Elizabeth Habib decided that she wanted to be a TV producer during her freshman year at the University of Minnesota.
She knew of two departments offering production courses: communication studies and cultural studies and comparative literature.
“Communications seemed like more of a — I don’t want to say more of a real major — but more, you know, practical,” she said.
Habib didn’t learn about studies in cinema and media culture, a major offered by the CSCL department, until late in her college career.
SCMC is comprised of courses from 14 to 18 different departments, depending on the semester. Of the SCMC major or minor classes, only five offer hands-on production experience.
For students like Habib, this isn’t enough.
“I feel I can’t get a very advanced education in film,” she said.
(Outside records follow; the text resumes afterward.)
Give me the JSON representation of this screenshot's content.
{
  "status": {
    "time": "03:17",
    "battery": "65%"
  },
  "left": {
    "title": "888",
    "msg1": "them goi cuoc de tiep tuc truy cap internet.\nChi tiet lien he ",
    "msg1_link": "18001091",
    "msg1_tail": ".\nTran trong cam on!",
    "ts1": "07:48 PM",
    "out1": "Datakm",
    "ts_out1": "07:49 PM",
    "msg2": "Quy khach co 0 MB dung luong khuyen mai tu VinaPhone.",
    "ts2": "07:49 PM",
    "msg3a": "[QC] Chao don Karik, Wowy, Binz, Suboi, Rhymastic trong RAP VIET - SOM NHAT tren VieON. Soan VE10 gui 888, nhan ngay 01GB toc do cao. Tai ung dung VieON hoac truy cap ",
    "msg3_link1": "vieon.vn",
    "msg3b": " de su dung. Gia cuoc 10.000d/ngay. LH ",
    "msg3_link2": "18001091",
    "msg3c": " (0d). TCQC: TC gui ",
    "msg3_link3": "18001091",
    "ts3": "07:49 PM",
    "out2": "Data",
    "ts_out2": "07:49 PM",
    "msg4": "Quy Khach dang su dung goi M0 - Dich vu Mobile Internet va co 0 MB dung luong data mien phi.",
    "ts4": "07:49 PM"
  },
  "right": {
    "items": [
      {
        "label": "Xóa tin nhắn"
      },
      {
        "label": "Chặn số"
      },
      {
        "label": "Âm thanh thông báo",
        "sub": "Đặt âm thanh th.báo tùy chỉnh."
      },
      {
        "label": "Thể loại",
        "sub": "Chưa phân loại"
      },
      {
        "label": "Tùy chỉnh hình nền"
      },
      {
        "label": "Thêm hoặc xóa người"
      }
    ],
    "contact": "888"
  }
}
Habib is one of many students and faculty members that said the University’s current offerings for film production are scattered and insufficient, despite repeated attempts to strengthen them.
A history of trials
The University hired influential photographer Jerome Liebling in 1949 to build a film program for a surge of students after World War II.
Since then, efforts to strengthen film offerings at the University have had a long and frustrating history, film studies coordinator Verena Mund said.
Mund is the sole SCMC administrator. She works part time.
“Again and again, there have been phases where there was energy put behind film studies here,” she said.
Gary Ludwitzke, former video services coordinator for the College of Liberal Arts, and theater associate professor Martin Gwinup once proposed a digital cinematography minor, said Laura Cervin, Ludwitzke’s successor.
CLA rejected the proposal, Cervin said, because staff members and non-tenure track faculty were discouraged from recommending departments or new majors.
“There was kind of the attitude that that’s not where academic priorities come from. It comes from the top, from the deans,” she said.
A few years ago, faculty members proposed adding a DVD collection, editing station and screening room for SCMC students and instructors, but the idea was also rejected.
Past proposals for a new department and additional resources have been too costly or required too much space, CLA associate dean for planning Gary Oehlert said.
“You don’t need a new department to offer a new degree program,” he said. “We were able to offer [the SCMC program] by combining the resources we already had.”
The state of cinema studies
Out of the 173 students pursuing degrees from the CSCL department, 100 are majoring in SCMC.
SCMC offers four of its own courses. Students complete the degree program by taking a number of applicable courses offered by other departments. Students and faculty said this structure has mixed results.
SCMC’s interdepartmental nature gives students the opportunity to study film with experts from a variety of departments, Mund said. However, the scattered structure presents communication problems.
Mund said she has to wait for the other departments to list their course offerings for the semester before she can even compile the SCMC course listing.
Taking film studies courses from many departments can also lead to redundancy in coursework, Habib said.
“The other departments will teach you the same stuff from different perspectives,” she said.
Mund said the addition of a screening room and other facilities would improve communication between professors teaching film across departments, but CLA has rejected past proposals.
“The people doing film and media studies, mainly the faculty and grad students . . . they don’t meet each other,” she said.
Students and faculty at an impasse
Cervin said students complain to her daily about the lack of film department and production courses at the University.
“I think they feel they’re learning how to ingest and decode and read media, but they’re not getting the kind of learning they need to create it,” she said.
In the meantime, students are looking elsewhere for production experience as faculty try to bolster SCMC.
SCMC senior Joseph Larsen said the University should follow the example set by Minneapolis Community and Technical College. MCTC offers film classes beyond theory and history. Larsen said he’d like more courses tailored toward directing, producing, editing and cinematography at the University.
“It seems a little bit thrown together,” he said of the current degree program.
Larsen hosts weekly film screenings through CSCL Student Association to encourage community among film students. He’s currently trying to join forces with other student film groups like the Rainer Werner Fassbinder Film Society. However, the groups are oriented towards watching films rather than producing them.
While Oehlert said the SCMC coursework is strong, he acknowledged that film production classes are limited.
“If you’re trying to learn to be a cinematographer or a director … and if we don’t teach that, then obviously there’s not a good match there,” he said.
Still, Mund said she hangs on to her aspirations for the University’s film program. She said she wants SCMC to be better equipped, to have more space, to offer a graduate major and to hire new staff — but she keeps her expectations low.
“I’d like to see that, but there’s also the reality,” she said.
“You have to see the context.”